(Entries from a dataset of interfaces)
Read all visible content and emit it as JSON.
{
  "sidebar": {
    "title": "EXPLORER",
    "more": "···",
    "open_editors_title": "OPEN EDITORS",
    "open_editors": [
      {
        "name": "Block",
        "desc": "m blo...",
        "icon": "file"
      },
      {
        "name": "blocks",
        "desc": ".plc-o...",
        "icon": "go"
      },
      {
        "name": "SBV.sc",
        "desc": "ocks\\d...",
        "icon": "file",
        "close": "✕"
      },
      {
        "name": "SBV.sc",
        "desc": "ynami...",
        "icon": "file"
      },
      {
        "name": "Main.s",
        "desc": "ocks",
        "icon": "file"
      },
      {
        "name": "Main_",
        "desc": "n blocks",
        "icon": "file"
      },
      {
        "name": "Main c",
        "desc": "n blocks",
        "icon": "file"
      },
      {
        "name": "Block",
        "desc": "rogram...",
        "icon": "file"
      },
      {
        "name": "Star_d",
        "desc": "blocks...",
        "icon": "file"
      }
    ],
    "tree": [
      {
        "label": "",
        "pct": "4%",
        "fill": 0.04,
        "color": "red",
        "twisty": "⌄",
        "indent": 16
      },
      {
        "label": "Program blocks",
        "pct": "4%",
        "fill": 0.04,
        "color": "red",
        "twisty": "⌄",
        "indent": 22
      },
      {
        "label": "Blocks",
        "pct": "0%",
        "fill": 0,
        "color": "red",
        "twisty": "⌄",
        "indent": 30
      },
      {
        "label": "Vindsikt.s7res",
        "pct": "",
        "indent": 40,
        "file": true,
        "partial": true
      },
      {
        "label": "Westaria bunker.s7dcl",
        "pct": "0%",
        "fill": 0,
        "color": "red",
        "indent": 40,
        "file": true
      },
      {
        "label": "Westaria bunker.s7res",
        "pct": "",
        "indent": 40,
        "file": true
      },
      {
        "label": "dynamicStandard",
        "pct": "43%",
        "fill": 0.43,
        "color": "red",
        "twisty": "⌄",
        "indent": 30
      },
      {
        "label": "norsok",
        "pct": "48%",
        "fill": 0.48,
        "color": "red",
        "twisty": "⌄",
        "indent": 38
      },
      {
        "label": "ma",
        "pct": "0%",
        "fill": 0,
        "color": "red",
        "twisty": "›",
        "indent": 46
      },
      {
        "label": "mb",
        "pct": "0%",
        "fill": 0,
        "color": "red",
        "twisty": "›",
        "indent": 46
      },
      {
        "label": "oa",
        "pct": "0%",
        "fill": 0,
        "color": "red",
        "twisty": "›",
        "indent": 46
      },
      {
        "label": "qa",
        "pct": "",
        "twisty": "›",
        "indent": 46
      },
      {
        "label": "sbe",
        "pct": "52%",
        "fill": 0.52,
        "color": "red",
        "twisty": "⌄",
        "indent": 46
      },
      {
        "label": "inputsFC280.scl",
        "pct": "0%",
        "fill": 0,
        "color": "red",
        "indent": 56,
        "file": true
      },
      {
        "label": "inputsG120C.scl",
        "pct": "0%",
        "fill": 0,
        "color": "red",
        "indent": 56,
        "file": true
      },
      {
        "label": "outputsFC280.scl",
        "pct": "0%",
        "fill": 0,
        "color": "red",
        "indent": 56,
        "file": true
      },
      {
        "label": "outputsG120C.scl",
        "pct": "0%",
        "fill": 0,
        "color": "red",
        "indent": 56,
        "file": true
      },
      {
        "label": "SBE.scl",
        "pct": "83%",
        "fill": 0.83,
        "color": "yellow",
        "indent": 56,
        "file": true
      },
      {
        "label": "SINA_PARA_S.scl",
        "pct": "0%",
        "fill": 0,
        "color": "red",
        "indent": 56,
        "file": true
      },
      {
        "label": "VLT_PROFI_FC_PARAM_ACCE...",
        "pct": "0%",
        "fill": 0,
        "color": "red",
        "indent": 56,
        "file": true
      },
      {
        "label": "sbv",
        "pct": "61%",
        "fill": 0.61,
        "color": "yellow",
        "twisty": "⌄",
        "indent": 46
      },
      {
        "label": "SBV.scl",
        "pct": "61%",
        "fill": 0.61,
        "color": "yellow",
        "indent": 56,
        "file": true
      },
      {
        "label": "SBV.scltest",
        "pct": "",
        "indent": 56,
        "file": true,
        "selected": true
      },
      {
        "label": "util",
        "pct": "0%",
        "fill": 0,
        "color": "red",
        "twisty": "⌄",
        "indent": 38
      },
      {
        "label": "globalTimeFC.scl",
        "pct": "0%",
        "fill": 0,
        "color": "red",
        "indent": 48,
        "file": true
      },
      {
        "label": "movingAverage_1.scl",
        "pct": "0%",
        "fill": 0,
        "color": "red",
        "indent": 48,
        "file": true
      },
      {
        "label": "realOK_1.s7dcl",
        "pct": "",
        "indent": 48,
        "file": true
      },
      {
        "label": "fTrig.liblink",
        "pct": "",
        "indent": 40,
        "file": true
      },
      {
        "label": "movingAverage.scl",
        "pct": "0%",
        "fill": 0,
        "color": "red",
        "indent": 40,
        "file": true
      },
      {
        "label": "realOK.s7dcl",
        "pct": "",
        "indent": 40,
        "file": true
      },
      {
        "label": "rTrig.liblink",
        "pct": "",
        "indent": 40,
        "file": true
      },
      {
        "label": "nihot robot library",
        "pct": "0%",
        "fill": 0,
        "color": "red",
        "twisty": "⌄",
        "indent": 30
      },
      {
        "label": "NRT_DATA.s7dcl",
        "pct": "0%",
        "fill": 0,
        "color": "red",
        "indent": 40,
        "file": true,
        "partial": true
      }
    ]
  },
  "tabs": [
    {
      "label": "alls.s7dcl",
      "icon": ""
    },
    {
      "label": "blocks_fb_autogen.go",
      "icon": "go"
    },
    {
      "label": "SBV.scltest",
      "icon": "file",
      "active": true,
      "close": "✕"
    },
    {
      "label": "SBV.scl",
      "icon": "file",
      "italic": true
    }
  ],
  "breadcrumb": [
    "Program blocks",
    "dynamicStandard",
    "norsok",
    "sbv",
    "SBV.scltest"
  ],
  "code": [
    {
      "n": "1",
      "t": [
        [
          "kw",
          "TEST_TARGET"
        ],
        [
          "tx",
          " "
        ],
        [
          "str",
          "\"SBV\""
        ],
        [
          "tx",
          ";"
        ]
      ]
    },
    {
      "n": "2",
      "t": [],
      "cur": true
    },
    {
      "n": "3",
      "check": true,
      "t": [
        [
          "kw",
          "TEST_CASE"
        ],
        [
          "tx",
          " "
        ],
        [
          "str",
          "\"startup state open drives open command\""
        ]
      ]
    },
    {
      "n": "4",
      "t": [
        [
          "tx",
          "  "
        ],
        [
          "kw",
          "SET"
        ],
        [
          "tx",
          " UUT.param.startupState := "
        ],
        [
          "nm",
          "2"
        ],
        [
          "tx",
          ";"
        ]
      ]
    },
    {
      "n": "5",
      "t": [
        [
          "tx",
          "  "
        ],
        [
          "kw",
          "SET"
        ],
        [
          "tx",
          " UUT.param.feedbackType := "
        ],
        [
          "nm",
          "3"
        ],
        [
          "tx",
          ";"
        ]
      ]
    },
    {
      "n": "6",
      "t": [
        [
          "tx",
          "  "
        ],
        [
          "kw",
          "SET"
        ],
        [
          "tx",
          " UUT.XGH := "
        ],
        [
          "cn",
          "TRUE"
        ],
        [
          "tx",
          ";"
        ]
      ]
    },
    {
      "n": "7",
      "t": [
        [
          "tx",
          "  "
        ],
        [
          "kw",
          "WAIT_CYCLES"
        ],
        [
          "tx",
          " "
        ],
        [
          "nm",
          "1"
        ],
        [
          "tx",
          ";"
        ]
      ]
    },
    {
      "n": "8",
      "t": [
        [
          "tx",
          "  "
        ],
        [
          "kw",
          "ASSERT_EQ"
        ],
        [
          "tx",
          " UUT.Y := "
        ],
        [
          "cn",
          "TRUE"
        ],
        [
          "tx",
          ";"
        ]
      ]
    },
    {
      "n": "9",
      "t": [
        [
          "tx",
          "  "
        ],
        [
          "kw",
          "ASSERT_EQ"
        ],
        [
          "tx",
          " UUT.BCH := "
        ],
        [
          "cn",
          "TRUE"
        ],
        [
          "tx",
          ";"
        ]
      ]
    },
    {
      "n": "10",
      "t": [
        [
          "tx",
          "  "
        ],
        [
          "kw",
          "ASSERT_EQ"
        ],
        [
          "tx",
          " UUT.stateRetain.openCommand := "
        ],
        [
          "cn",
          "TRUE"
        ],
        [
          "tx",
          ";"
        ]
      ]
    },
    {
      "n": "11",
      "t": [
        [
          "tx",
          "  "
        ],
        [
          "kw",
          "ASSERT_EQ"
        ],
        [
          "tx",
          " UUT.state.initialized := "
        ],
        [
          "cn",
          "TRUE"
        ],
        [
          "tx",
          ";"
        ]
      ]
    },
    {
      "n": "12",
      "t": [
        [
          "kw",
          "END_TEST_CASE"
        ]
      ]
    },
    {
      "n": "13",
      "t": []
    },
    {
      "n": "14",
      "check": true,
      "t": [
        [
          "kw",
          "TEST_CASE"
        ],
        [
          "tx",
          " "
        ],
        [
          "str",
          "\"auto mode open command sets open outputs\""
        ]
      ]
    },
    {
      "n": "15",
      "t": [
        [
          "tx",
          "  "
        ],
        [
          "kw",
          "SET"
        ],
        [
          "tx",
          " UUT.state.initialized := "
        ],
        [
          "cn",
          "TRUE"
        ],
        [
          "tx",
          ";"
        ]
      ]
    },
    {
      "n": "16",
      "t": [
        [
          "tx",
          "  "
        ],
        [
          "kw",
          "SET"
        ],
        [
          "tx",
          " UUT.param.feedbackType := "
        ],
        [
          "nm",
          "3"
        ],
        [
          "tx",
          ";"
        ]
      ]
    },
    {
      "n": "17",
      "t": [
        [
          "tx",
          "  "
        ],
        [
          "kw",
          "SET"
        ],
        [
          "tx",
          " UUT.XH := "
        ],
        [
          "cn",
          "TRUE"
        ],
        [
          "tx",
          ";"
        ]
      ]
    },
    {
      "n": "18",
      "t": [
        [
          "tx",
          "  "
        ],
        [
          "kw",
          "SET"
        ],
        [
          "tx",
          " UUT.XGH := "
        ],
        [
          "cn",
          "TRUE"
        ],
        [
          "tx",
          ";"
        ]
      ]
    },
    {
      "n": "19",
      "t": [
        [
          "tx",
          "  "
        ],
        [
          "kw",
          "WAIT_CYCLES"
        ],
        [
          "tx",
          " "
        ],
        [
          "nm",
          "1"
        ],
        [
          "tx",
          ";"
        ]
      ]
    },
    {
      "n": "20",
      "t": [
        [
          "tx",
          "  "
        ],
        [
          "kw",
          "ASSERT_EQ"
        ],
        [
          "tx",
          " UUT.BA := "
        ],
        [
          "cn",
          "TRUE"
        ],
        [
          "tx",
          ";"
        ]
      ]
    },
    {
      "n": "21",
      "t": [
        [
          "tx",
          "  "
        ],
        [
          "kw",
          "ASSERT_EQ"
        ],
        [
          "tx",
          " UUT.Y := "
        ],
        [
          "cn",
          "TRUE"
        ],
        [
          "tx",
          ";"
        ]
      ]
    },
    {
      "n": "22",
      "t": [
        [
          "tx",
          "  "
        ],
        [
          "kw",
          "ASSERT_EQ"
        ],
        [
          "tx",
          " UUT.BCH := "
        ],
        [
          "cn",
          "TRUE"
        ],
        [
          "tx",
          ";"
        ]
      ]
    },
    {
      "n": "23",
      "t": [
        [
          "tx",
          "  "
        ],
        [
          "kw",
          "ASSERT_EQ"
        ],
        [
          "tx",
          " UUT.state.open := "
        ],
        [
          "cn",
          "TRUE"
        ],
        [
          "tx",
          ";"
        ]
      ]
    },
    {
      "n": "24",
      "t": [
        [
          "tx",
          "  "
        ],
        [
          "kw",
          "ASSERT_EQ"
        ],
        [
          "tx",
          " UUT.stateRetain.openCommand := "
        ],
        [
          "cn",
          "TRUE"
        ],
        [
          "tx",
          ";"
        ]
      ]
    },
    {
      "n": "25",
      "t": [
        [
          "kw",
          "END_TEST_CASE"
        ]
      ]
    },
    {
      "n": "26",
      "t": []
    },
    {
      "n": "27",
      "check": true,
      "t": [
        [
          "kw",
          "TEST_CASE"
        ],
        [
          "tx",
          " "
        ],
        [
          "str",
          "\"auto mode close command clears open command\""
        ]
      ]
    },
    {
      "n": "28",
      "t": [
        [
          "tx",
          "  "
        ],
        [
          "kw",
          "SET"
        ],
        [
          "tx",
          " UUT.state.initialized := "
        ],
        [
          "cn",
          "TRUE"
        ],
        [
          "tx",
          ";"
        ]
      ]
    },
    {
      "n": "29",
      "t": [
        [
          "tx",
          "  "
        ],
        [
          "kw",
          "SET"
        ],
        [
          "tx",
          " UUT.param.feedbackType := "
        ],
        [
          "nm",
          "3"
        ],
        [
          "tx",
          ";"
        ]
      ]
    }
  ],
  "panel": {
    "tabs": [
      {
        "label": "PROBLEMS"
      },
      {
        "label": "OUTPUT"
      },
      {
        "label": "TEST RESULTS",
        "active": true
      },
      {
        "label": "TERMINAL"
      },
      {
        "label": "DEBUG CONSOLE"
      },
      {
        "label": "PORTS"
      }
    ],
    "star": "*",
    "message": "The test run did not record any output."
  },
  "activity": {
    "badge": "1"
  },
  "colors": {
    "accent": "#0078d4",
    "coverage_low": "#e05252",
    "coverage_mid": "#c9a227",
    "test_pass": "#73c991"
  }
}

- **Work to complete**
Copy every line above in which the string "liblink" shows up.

- **Response below**
        "label": "fTrig.liblink",
        "label": "rTrig.liblink",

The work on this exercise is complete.